Report each line of the entries that contains the word "this", copied in full.

• **Supplied information**:
═══
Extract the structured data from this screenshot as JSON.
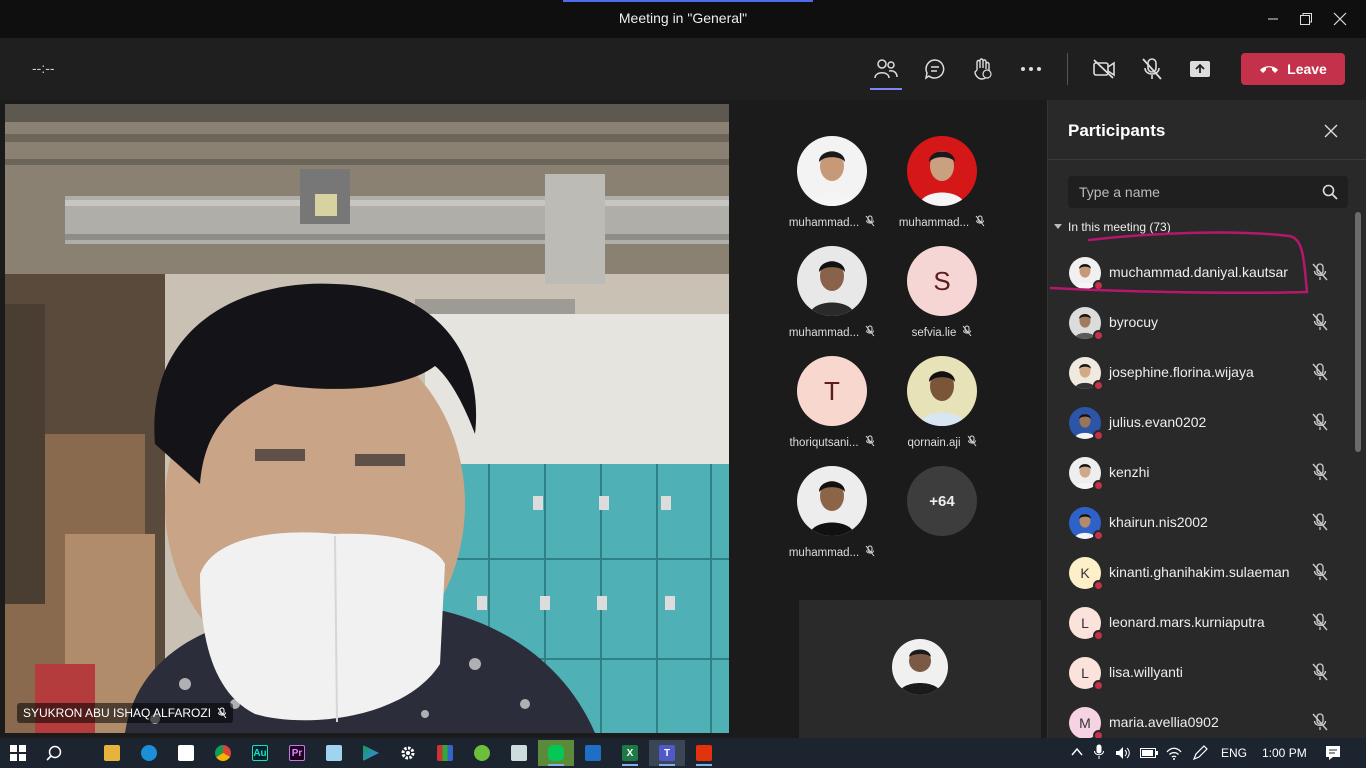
{
  "window": {
    "title": "Meeting in \"General\"",
    "controls": [
      "minimize",
      "restore",
      "close"
    ]
  },
  "toolbar": {
    "timer": "--:--",
    "buttons": [
      "participants-icon",
      "chat-icon",
      "raise-hand-icon",
      "more-icon",
      "camera-off-icon",
      "mic-off-icon",
      "share-screen-icon"
    ],
    "leave_label": "Leave"
  },
  "main_video": {
    "name": "SYUKRON ABU ISHAQ ALFAROZI",
    "muted": true
  },
  "gallery": {
    "tiles": [
      {
        "name": "muhammad...",
        "avatar": "photo",
        "muted": true
      },
      {
        "name": "muhammad...",
        "avatar": "photo",
        "muted": true
      },
      {
        "name": "muhammad...",
        "avatar": "photo",
        "muted": true
      },
      {
        "name": "sefvia.lie",
        "avatar": "S",
        "muted": true
      },
      {
        "name": "thoriqutsani...",
        "avatar": "T",
        "muted": true
      },
      {
        "name": "qornain.aji",
        "avatar": "photo",
        "muted": true
      },
      {
        "name": "muhammad...",
        "avatar": "photo",
        "muted": true
      }
    ],
    "more_count": "+64"
  },
  "participants": {
    "title": "Participants",
    "search_placeholder": "Type a name",
    "section_label": "In this meeting (73)",
    "list": [
      {
        "name": "muchammad.daniyal.kautsar",
        "avatar": "photo"
      },
      {
        "name": "byrocuy",
        "avatar": "photo"
      },
      {
        "name": "josephine.florina.wijaya",
        "avatar": "photo"
      },
      {
        "name": "julius.evan0202",
        "avatar": "photo"
      },
      {
        "name": "kenzhi",
        "avatar": "photo"
      },
      {
        "name": "khairun.nis2002",
        "avatar": "photo"
      },
      {
        "name": "kinanti.ghanihakim.sulaeman",
        "avatar": "K"
      },
      {
        "name": "leonard.mars.kurniaputra",
        "avatar": "L"
      },
      {
        "name": "lisa.willyanti",
        "avatar": "L"
      },
      {
        "name": "maria.avellia0902",
        "avatar": "M"
      }
    ]
  },
  "colors": {
    "leave_red": "#c4314b",
    "accent": "#7f85f5",
    "annotation": "#b5176e"
  },
  "taskbar": {
    "language": "ENG",
    "time": "1:00 PM"
  }
}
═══
• **Response**:
Extract the structured data from this screenshot as JSON.
    "section_label": "In this meeting (73)",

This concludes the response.